Officials told to rethink security clearance system
The government is breaching its own guidelines on recruiting for security-cleared roles, as departments and agencies flout the best-practice because they want to fill sensitive posts more quickly, a new report says.
Official guidance from the Cabinet Office, which was recently updated, states a candidate should not be expected to hold a valid security clearance to apply for a sensitive job or contract, other than in “exceptional circumstances.”
But with government spending under “intense pressure”, the report says, “many top workers” now find themselves “blocked from the roles they deserve, in favour of those [workers] already with security clearance.”
Its authors, the PCG and the University of Buckingham’s Security and Intelligence Studies Centre, accused the government of operating a “closed shop” on jobs – where only candidates with an existing clearance are let in.
“Security Clearance should not only keep the wrong people out, but get the right people in and we are not seeing this basic premise functioning currently,” reflected John Brazier, PCG’s managing director.
“This is a barrier to recruitment in contravention of guidelines which attach clearance to roles not people.”
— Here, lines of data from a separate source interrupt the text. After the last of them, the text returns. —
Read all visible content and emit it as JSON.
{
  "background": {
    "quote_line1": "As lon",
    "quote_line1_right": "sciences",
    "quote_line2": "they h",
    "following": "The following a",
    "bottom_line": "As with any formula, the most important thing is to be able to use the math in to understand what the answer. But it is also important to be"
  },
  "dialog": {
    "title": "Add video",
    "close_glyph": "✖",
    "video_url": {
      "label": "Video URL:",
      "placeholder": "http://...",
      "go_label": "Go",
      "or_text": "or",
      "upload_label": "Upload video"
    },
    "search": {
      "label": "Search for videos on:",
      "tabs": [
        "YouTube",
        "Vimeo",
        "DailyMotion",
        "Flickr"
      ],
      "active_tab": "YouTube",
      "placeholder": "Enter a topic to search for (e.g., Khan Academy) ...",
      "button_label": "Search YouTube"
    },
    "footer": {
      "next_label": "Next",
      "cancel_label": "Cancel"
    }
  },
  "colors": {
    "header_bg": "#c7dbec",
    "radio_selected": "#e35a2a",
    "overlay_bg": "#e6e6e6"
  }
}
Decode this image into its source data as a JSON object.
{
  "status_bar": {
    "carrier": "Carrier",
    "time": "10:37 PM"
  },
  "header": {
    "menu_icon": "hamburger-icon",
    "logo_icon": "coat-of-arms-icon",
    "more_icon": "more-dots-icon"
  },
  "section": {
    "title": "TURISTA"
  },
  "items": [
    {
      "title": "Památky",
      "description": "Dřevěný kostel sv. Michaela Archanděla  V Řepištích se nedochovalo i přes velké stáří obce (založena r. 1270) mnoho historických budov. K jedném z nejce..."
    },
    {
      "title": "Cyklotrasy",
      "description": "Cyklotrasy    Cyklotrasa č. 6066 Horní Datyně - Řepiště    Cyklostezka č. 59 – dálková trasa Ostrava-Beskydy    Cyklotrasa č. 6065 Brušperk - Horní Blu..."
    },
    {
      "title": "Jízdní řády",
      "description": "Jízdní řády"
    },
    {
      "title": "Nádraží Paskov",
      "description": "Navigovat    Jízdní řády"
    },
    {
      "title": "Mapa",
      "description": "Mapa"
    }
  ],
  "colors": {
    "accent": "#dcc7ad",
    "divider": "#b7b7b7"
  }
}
Report author Professor Anthony Glees singled out the IT sector, saying the abuse of the guidance is such that the system either “cannot cope or is not being implemented properly.”
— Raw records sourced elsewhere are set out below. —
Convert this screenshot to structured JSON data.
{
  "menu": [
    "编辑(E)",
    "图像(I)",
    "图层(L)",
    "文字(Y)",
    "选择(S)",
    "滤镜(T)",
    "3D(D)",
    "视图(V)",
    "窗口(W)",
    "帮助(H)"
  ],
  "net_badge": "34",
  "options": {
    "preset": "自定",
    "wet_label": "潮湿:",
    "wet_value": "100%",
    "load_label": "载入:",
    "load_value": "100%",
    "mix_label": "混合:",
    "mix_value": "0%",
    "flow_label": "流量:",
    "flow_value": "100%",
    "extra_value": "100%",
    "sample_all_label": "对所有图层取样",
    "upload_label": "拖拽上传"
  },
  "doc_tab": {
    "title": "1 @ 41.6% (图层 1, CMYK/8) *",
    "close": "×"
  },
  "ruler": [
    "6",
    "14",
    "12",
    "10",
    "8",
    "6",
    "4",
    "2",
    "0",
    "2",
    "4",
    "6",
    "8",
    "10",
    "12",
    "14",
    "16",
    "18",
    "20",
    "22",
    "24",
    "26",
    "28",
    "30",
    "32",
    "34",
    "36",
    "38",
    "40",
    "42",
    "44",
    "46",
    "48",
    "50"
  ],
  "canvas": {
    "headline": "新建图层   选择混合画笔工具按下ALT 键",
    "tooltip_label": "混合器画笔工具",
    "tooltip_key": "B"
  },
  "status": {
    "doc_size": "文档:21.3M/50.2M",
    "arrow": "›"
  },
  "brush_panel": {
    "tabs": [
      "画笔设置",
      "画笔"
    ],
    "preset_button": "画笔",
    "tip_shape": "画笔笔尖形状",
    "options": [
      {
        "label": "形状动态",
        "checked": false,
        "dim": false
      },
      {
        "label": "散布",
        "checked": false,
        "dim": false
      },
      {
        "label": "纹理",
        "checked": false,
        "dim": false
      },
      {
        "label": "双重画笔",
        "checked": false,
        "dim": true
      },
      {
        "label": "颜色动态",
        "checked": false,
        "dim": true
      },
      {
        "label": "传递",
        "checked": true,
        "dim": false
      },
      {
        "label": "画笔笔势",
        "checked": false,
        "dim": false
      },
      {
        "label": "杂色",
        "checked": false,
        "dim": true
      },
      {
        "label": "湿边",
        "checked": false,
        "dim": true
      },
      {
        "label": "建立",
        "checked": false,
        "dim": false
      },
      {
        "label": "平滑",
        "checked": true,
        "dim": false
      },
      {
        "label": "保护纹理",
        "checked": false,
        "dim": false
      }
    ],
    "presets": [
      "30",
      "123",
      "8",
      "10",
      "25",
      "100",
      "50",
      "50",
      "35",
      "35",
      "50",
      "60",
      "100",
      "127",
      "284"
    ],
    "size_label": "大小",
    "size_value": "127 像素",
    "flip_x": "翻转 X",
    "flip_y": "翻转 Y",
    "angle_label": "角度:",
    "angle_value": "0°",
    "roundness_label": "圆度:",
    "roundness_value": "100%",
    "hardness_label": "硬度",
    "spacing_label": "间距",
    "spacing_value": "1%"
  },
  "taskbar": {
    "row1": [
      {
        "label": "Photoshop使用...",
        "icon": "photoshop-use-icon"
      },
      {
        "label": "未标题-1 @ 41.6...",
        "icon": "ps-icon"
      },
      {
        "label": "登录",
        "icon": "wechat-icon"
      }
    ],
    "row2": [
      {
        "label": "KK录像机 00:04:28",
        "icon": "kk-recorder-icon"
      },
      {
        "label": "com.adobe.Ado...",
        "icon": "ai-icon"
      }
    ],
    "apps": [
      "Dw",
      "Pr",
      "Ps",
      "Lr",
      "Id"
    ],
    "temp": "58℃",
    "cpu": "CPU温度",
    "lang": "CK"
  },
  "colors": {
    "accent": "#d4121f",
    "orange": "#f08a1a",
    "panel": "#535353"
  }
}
Meanwhile, the required security checks on candidates are not always being made and the system has “no consistency.” Applying the three failings to the vetting system as a whole, he believes it amounts to a threat to the UK’s national security.
A “major rethink on vetting procedures” is indeed in the national interest, PCG enforced, because “the government should be benefiting from the best expertise”, but instead are “at the mercy of a closed market that is operating outside the government guidelines.”
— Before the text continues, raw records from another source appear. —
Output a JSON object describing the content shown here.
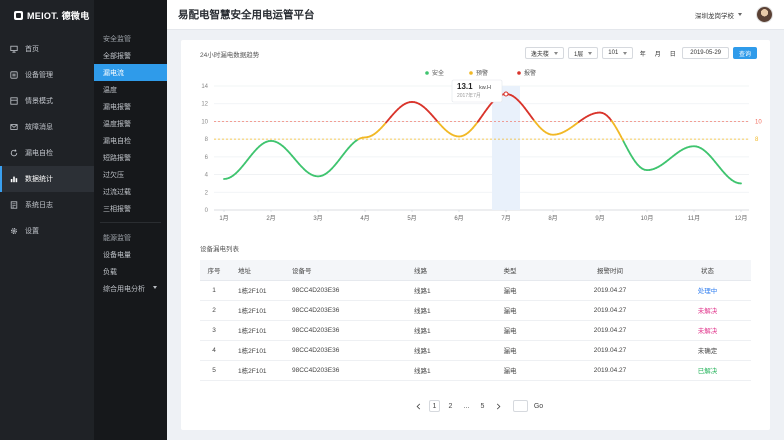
{
  "brand": {
    "name": "MEIOT. 德微电"
  },
  "nav": [
    {
      "label": "首页",
      "icon": "monitor-icon"
    },
    {
      "label": "设备管理",
      "icon": "device-icon"
    },
    {
      "label": "情景模式",
      "icon": "scene-icon"
    },
    {
      "label": "故障消息",
      "icon": "mail-icon"
    },
    {
      "label": "漏电自检",
      "icon": "refresh-icon"
    },
    {
      "label": "数据统计",
      "icon": "bar-chart-icon"
    },
    {
      "label": "系统日志",
      "icon": "log-icon"
    },
    {
      "label": "设置",
      "icon": "gear-icon"
    }
  ],
  "subnav": {
    "group1": "安全监管",
    "items1": [
      "全部报警",
      "漏电流",
      "温度",
      "漏电报警",
      "温度报警",
      "漏电自检",
      "短路报警",
      "过欠压",
      "过流过载",
      "三相报警"
    ],
    "group2": "能源监管",
    "items2": [
      "设备电量",
      "负载",
      "综合用电分析"
    ]
  },
  "header": {
    "title": "易配电智慧安全用电运管平台",
    "school": "深圳龙岗学校"
  },
  "chart_section": {
    "title": "24小时漏电数据趋势",
    "filters": {
      "building": "逸夫楼",
      "floor": "1层",
      "room": "101",
      "year": "年",
      "month": "月",
      "day": "日",
      "date": "2019-05-29",
      "query": "查询"
    }
  },
  "chart_data": {
    "type": "line",
    "categories": [
      "1月",
      "2月",
      "3月",
      "4月",
      "5月",
      "6月",
      "7月",
      "8月",
      "9月",
      "10月",
      "11月",
      "12月"
    ],
    "values": [
      3.5,
      7.8,
      3.8,
      8.2,
      12.2,
      8.3,
      13.1,
      8.5,
      11.0,
      4.5,
      7.2,
      3.0
    ],
    "ylim": [
      0,
      14
    ],
    "yticks": [
      0,
      2,
      4,
      6,
      8,
      10,
      12,
      14
    ],
    "legend": {
      "position": "top-center",
      "entries": [
        {
          "name": "安全",
          "color": "#3fc46f"
        },
        {
          "name": "预警",
          "color": "#f1b825"
        },
        {
          "name": "报警",
          "color": "#d9342b"
        }
      ]
    },
    "thresholds": [
      {
        "value": 10,
        "label": "10",
        "color": "#f26b5b"
      },
      {
        "value": 8,
        "label": "8",
        "color": "#f1b825"
      }
    ],
    "tooltip": {
      "category": "7月",
      "value": "13.1",
      "unit": "kw.H",
      "date": "2017年7月"
    },
    "grid": true
  },
  "table": {
    "title": "设备漏电列表",
    "columns": [
      "序号",
      "地址",
      "设备号",
      "线路",
      "类型",
      "报警时间",
      "状态"
    ],
    "rows": [
      {
        "seq": "1",
        "addr": "1栋2F101",
        "device": "98CC4D203E36",
        "line": "线路1",
        "type": "漏电",
        "time": "2019.04.27",
        "status": "处理中",
        "status_color": "#2f7ef0"
      },
      {
        "seq": "2",
        "addr": "1栋2F101",
        "device": "98CC4D203E36",
        "line": "线路1",
        "type": "漏电",
        "time": "2019.04.27",
        "status": "未解决",
        "status_color": "#e0328a"
      },
      {
        "seq": "3",
        "addr": "1栋2F101",
        "device": "98CC4D203E36",
        "line": "线路1",
        "type": "漏电",
        "time": "2019.04.27",
        "status": "未解决",
        "status_color": "#e0328a"
      },
      {
        "seq": "4",
        "addr": "1栋2F101",
        "device": "98CC4D203E36",
        "line": "线路1",
        "type": "漏电",
        "time": "2019.04.27",
        "status": "未确定",
        "status_color": "#444444"
      },
      {
        "seq": "5",
        "addr": "1栋2F101",
        "device": "98CC4D203E36",
        "line": "线路1",
        "type": "漏电",
        "time": "2019.04.27",
        "status": "已解决",
        "status_color": "#23b35a"
      }
    ]
  },
  "pager": {
    "pages": [
      "1",
      "2",
      "...",
      "5"
    ],
    "current": "1",
    "go": "Go"
  }
}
“It is time for the policymakers to back up their guidelines and enforce a fair competitive market that ensures the country is paying for and benefiting from the best talent available.”
However, the group added an acknowledgement that the government was also part of the problem. “The Cabinet Office guidelines are being flouted in order to speed up the recruitment process for Government and agencies,” the group said.
“PCG believes abuse and corner cutting to get workers in fast should be monitored closely to ensure both agencies do not advertise in the wrong way and that the Security vetting system can cope with the demands of vetting government staff.”
The report authors said they had approached the Cabinet Office and were awaiting a response to their recommendations for improving the vetting system, including a proposal to establish an independent forum to monitor the actions of contractors, clients and agents.